Yamaha MU-2000EX

A Tonally Turbocharged Multi-Timberal Giant

Another Ebay acquisition,  this time from a Japanease dealer in all manner of shapeable synthetics, the Mu-2000 is physically the squattest, most button laden box of assorted vibrations in my possession.  It also boasts the distinction of being the studio’s only non Roland rompler, sitting snugly atop of its slimmest spur shelf.

Yamaha’s “MU” hierarchy took root in 1994 with their modestly specified Mu5, a basic and belated practitioner of General Midi folklore wholly deprived of effects.  Between its emergence and that of the Mu-2000, the company launched over a dozen descendants, consistently adding twists of timbrel treacle, dollops of drumming delectation and a steady stream of tonal tonic.

An emphatic response to Roland’s radical remix of GM monotony abruptly materialised in the form of XG , known as “Extended General Midi” and in an effort to extinguish its rival’s three year head start, the enhancements bestowed upon its earliest adopter were greater proportion and scope.

The MU-80’s orchestra comprised 729 pieces, from which the maestro could command a up to of 64 aspiring soloists at once, armed with an amalgam of 32 unique instruments with which to tout their talents.

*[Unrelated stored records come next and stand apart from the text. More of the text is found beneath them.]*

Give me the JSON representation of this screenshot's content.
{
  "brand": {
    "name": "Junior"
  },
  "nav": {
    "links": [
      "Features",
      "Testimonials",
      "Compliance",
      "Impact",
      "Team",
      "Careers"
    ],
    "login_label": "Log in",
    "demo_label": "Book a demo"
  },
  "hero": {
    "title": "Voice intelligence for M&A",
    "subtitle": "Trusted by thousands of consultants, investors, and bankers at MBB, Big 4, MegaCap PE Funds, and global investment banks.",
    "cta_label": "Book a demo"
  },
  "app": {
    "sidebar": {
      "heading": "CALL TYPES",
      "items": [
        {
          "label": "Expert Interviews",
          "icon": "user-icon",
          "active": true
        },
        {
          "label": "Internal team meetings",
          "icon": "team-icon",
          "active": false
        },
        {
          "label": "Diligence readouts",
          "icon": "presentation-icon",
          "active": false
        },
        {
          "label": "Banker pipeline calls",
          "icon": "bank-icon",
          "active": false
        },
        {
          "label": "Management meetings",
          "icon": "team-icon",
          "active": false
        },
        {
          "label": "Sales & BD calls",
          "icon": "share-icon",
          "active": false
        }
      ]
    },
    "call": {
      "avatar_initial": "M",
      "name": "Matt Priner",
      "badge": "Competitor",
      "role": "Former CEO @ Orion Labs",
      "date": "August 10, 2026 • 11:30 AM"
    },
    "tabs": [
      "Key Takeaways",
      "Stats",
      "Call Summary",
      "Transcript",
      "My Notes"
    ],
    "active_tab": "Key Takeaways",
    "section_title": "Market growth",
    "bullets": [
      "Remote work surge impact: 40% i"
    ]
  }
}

That is truly the last voices, tones and parts analogy I’m prepared to dredge up in this or any future article!

By the time the MU2000 emerged, appropriately at the turn of the millennium, the vocal variety had grown to 1396, delectable drum kits totalled 47. Polyphonic powers had evolved to 128 and multitimbral might to 64.  A band approaching the opulence of that commanded by the SC-8850 but with and a brace of digital credentials the latter lacked, as well as native sequencing and sampling abilities.

Proficient from the outset in the practices of General Midi and General Midi 2*, a firmware update, partially licensed by Roland, supplanted the unit’s “TG300B” mode with an official GS instrument map, widely considered as authentic as any and claimed by some to outsing  a genuine SC-55.  The upgrade also welcomed an influx of new effects and was copious enough for Yamaha to re-christen its flagship as the MU-2000 “EX” when still in production.  Factory models flaunting the revised name are extremely rare.

Shortly after boxes ceased rolling off the line, the firmware became available to the public, though the procedure for its implementation proved perilously complicated, could only be executed under specific operating systems, in multiple stages, using several applications and most importantly, carried a high risk of terminal damage to the relevant EEPROMS.  Needless to say, I was mindful to verify its presence prior to purchase.

The built in sampler provided 4mb of storage space, 48 seconds of total recording time and 512 spaces for user customised patches.  

The MU’s portfolio of effects is, in quantitative terms, the most staggering of all the synths adoring my shelves.  A high quality 5 band EQ is joined by 18 reverb and 20 chorus colourations of a relatively common breed, which are accompanied by jaw dropping stash of “variation” algorithms and 4 extended families of insertion tweaks, each bursting at the staves with an astonishing coda of 97 pre-sets, riddled with rotarys, flangers, panners, phasers, EQ’s, pitch shifters, amplifiers, isolators, vocal suppressors, compressors and three way combinations of those mentioned and dozens more. 

Like our three aforementioned heroes of electric harmonics, multiple effects were enforceable on a per part basis.  Reverb and Chorus presets could be ascribed to serve any quota of parts and their levels independently governed.  

Variation algorithms could either be globally delegated in the same fashion or directed to individual parts depending on a special setting accessible via the “effects” menu.  “Insert” mode engaged part specific operation, whereby the selected effect was consigned to single parts at a fixed level, while “system” mode ensured the effect could be administered to a sole or multiple part(s) in exclusively variable quantities.  

Insertion effects were also allotted in fixed amounts and to one part at a time while a quartet could be freely assembled and designated according to taste.  Four to four parts, a combination of three to one part, one to another, two pairs to two parts and finally a subtle or sensational collage of all four to a lone and lucky part.  For those who haven’t kept count, that’s a Fantom and SD-90 beating chain of seven simultaneous effects. 

Standalone mode, as with so many romplers of the era, was activated by a rear mounted switch that facilitated additional “PC-2” and “MAC” operating states, none of which necessitated a reboot to apply.

Ten universally praised plug-in boards from Yamaha’s “PLG-100” and PLG-150 series were all readily welcomed by the 2000, with room for three lodgers at once, each supplementing their hosts polyphony with their own fully serviceable stash of samples.